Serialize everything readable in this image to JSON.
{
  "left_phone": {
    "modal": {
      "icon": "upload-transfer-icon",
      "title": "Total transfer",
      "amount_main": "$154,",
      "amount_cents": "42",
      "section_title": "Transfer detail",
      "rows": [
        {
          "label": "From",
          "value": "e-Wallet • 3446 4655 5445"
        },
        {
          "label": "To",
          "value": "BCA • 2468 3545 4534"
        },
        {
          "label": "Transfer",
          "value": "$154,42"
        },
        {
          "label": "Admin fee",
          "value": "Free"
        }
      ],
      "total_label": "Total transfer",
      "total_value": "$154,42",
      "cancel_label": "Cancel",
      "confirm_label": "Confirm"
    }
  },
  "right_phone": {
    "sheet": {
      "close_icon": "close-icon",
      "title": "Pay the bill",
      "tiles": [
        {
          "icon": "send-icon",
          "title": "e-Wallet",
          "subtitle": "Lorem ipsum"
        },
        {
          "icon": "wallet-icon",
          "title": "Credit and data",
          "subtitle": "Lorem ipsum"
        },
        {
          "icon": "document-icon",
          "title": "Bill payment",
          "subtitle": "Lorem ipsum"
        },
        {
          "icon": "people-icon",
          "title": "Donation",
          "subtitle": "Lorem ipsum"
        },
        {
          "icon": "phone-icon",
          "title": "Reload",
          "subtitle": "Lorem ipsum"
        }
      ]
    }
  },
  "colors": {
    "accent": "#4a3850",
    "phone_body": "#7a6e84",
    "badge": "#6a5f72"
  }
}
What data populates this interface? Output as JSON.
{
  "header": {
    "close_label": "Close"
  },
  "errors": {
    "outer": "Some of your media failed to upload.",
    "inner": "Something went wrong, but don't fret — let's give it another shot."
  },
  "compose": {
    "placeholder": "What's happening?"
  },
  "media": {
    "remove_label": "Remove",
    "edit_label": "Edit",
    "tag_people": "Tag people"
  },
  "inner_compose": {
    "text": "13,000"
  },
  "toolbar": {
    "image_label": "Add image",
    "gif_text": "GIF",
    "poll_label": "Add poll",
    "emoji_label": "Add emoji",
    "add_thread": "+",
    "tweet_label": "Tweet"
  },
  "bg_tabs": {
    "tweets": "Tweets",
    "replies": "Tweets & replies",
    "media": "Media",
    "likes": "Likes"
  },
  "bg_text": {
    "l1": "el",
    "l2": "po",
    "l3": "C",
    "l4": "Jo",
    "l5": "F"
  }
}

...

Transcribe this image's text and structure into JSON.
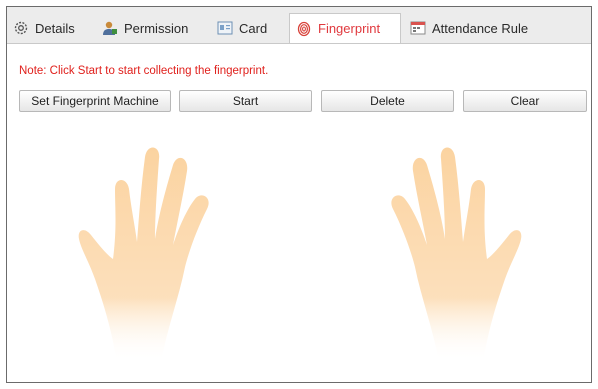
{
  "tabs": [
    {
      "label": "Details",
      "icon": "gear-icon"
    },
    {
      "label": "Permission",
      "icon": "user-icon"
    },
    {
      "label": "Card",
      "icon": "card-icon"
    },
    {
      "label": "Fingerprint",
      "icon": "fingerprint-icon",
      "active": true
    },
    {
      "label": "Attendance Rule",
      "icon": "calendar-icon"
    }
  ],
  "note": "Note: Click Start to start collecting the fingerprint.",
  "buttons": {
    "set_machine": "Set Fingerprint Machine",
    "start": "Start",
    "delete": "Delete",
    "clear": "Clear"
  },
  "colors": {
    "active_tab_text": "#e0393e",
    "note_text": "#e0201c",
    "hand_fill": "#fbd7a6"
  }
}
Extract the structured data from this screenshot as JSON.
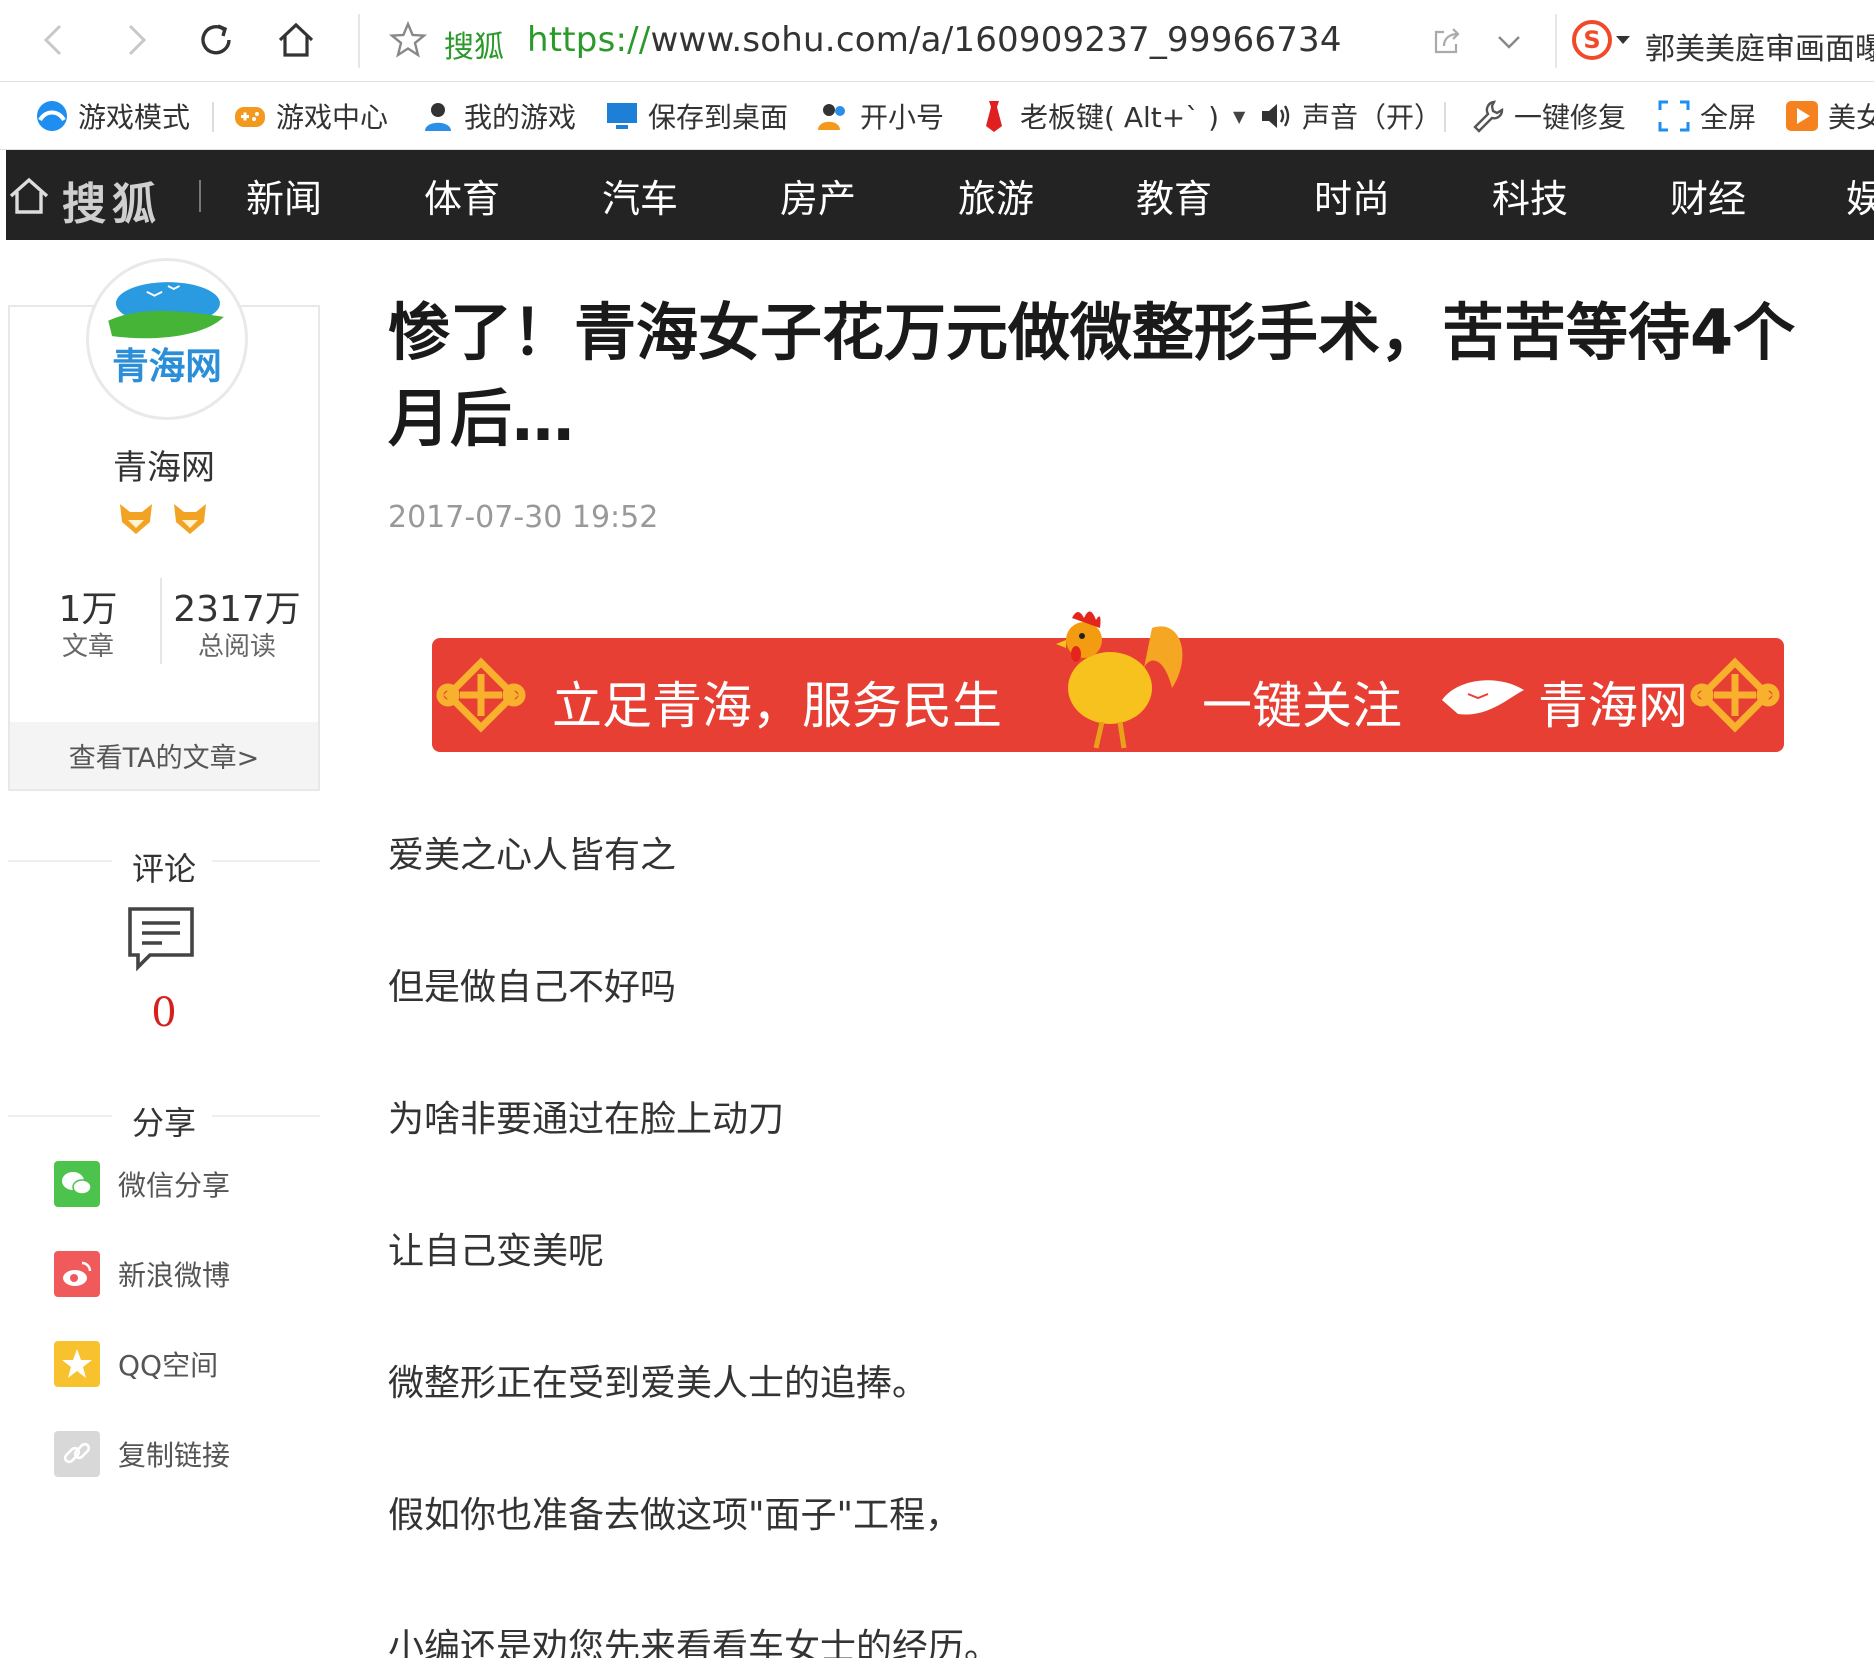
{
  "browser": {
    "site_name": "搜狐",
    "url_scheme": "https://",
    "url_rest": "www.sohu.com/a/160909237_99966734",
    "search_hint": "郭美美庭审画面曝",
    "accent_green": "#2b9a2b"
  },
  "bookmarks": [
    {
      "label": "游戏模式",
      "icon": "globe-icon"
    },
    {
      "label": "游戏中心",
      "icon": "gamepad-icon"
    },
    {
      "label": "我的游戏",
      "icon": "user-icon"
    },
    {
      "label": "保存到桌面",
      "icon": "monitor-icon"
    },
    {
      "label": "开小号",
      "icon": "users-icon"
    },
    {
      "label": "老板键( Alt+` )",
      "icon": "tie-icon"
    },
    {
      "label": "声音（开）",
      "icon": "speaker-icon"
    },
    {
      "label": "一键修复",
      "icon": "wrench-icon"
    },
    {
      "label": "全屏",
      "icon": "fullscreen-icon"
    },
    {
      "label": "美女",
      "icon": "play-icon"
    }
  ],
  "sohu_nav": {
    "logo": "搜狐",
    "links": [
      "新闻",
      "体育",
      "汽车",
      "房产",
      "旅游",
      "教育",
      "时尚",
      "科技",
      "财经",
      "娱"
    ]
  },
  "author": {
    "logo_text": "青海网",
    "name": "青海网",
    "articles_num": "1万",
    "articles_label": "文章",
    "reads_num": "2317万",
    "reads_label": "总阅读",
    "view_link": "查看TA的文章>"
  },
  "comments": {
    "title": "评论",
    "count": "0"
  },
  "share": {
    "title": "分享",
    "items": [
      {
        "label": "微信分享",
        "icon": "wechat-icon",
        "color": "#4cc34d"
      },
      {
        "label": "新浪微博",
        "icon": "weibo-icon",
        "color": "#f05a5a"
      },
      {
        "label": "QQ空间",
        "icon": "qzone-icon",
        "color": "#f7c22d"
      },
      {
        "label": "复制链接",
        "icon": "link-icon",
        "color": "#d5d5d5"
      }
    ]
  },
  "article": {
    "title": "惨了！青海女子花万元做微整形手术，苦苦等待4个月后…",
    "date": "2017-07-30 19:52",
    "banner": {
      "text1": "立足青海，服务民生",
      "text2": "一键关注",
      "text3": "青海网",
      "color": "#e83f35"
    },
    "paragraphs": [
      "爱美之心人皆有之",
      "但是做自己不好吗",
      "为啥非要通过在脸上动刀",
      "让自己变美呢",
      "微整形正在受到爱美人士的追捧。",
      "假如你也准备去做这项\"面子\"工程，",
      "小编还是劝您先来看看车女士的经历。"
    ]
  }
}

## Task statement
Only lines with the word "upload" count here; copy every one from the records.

## Response area
      "icon": "upload-transfer-icon",
    "outer": "Some of your media failed to upload.",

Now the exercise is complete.